Continuing on with our discussion of the changes in the tax code created by the passage of the Tax Cuts and Jobs Act (TCJA), this week we are going to talk about the standard deduction and itemized deductions.
Much of the hype in the media before the passage of the TCJA focused on the increase in the standard deduction. The amount of the increase depends upon your tax filing status.
- Married filing joint or qualifying widow(er) standard deduction increased from $12,700 for 2017 to $24,000 for 2018.
- Married filing separately increased from $6,350 to $12,000.
- Single filer standard deduction increased from $6,350 to $12,000.
- Head of Household filer standard deduction increased from $9,350 to $18,000.
All of those increases are good news for many people. However, the media hype often fails to mention that the TCJA repealed the personal exemption.

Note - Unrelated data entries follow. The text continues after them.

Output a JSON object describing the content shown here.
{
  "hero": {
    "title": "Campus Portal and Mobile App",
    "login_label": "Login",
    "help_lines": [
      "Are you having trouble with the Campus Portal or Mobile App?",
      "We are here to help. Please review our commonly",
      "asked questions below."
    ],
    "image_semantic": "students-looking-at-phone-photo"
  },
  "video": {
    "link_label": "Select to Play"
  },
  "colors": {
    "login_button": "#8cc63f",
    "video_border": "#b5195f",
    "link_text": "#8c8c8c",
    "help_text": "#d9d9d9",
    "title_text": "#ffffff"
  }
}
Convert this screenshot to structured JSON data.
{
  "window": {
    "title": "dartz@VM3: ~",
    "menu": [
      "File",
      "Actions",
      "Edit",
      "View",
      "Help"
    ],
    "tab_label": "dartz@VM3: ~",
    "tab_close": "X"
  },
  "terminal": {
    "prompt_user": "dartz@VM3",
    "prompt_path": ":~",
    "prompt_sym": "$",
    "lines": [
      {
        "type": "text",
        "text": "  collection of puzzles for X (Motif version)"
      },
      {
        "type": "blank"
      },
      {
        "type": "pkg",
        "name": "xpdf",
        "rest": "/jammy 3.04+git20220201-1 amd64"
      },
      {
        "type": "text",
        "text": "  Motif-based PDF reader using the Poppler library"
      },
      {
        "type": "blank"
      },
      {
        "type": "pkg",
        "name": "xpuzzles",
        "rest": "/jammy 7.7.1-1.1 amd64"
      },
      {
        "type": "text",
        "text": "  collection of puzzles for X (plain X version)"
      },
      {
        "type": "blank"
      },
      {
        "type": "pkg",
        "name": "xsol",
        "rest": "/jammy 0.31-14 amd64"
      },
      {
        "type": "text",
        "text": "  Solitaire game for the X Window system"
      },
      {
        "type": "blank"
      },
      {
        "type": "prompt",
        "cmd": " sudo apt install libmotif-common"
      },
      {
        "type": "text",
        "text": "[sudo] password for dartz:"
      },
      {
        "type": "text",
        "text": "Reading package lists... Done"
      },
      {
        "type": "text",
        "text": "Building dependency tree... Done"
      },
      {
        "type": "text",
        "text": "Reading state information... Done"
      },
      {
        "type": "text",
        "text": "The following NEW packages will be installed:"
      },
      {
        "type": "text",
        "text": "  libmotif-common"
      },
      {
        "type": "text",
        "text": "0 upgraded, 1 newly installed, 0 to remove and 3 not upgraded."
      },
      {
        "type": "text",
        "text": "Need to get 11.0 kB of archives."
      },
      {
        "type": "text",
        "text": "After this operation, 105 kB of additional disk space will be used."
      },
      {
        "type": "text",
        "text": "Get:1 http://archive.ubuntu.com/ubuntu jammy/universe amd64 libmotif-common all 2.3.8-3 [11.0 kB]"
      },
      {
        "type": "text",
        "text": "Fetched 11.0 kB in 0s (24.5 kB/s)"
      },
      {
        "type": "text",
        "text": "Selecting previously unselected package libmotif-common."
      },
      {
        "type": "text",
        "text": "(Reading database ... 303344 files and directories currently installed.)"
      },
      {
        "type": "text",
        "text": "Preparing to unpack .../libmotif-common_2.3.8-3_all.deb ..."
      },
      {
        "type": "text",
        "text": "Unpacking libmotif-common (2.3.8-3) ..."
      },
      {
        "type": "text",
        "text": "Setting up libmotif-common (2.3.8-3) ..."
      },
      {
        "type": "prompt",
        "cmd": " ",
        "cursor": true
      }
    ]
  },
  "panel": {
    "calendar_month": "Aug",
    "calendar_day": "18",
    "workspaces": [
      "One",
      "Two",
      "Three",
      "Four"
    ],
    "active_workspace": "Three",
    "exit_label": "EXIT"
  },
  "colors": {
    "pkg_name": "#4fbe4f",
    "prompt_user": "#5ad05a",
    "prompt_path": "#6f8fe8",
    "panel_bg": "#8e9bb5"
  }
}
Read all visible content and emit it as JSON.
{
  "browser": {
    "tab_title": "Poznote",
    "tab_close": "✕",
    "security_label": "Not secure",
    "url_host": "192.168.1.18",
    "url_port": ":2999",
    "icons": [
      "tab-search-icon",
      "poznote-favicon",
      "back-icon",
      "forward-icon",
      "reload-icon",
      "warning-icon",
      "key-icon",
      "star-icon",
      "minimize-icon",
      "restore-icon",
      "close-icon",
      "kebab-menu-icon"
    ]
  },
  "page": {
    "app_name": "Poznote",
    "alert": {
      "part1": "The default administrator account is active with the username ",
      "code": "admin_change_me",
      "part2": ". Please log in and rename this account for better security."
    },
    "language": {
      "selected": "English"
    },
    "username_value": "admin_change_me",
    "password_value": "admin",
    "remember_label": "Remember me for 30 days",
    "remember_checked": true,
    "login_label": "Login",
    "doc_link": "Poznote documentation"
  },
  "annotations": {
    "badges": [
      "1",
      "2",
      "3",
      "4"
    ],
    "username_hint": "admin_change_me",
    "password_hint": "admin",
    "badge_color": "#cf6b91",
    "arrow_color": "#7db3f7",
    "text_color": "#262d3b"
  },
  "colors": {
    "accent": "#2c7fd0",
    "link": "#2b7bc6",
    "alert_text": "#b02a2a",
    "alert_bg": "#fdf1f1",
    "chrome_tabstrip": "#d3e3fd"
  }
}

The personal exemption in 2017 was $4,050 for each person listed on the tax return. To put it in numbers, a married couple with two children in 2017 would have had a standard deduction of $12,700 and a personal exemption deduction of $16,200 ($4,050 times four). That would be a total reduction in their taxable income of $28,900. For 2018, that same couple will have a standard deduction of $24,000 and no personal exemption deduction. Consequently, their taxable income will increase by $4,900 if their total income stays the same.
For many folks, the increase in the standard deduction will eliminate their need to itemize deductions. For those who are still able to itemize, there are several changes on Schedule A (Itemized Deductions).
Medical and Dental Expenses
For tax calendar years 2017 and 2018, taxpayers who itemize can deduct medical and dental expenses that exceed 7.5% of their adjusted gross income. After 2018, the limit increases to 10%. Taxpayers who do not itemize may be able to deduct their contributions to a health savings account. Amounts paid into a flexible spending arrangement or health reimbursement arrangement may be excluded from income.
State and Local Taxes
Total deduction for this section of Schedule A is limited to $10,000 each year. Taxes included are:
- State and local income tax or sales tax
- Real estate taxes
- Personal property taxes
- Foreign income taxes
- Home mortgage interest
- Prior to 2018, taxpayers could deduct interest on up to $1,000,000 in home acquisition indebtedness which is debt used to purchase or substantially improve a primary or secondary residence.
- Prior to 2018, taxpayers could also deduct interest on home equity debt up to $100,000.
- TCJA lowered the home acquisition debt limit to $750,000 and eliminated the home equity debt interest deduction unless the home equity loan proceeds were used to buy, build, or substantially improve a primary or secondary residence.
- Home mortgages incurred before December 15, 2017 are not subject to the new provisions of the TCJA.
- Investment Interest: The TCJA did not make any changes to the deduction for investment interest.
Gifts to Charity
- The TCJA increased the limit on cash contributions to certain charities from 50% of the taxpayer’s adjusted gross income to 60%.
Casualty and Theft Losses
- Personal casualty and theft losses are no longer deductible unless the loss is attributable to a federally declared disaster.
Miscellaneous Itemized Deductions
- Prior to the passage of the TCJA, taxpayers could deduct miscellaneous itemized deductions that exceed 2% of their adjusted gross income. Miscellaneous itemized deductions include unreimbursed employee expenses and investment expenses such as:
- Dues paid to professional societies
- Subscriptions to professional journals
- Tools and supplies used for an employee’s work
- Union dues and expenses
- Work clothes and uniforms if required and not suitable for everyday use
- Work related education costs
- Expenses for unreimbursed travel and mileage
- IRA custodial fees
- Advisory management fees
- Tax preparation fees
- Safe deposit box fees
- The TCJA suspended all miscellaneous itemized deductions from 2018 through 2025.
Though this may seem overwhelming, the changes are not as widespread is it first seems. If you have questions about how these changes will affect your 2018 taxes or if you’d like to work with a financial professional to ensure your taxes are filed correctly, please reach out! I’d love to help.
Judith Ackland has more than 26 years of experience in accountancy and financial planning, including seventeen years as a CFO of a diverse business. She started Crystal Financial in 2010 to help a wide array of individuals, families, and business owners better understand their finances and how good financial management could help them achieve their goals. Judith has an MA in Professional Accountancy from the University of Nebraska at Lincoln as well as a Certified Public Accountant Certificate and a Certified Financial Planner designation.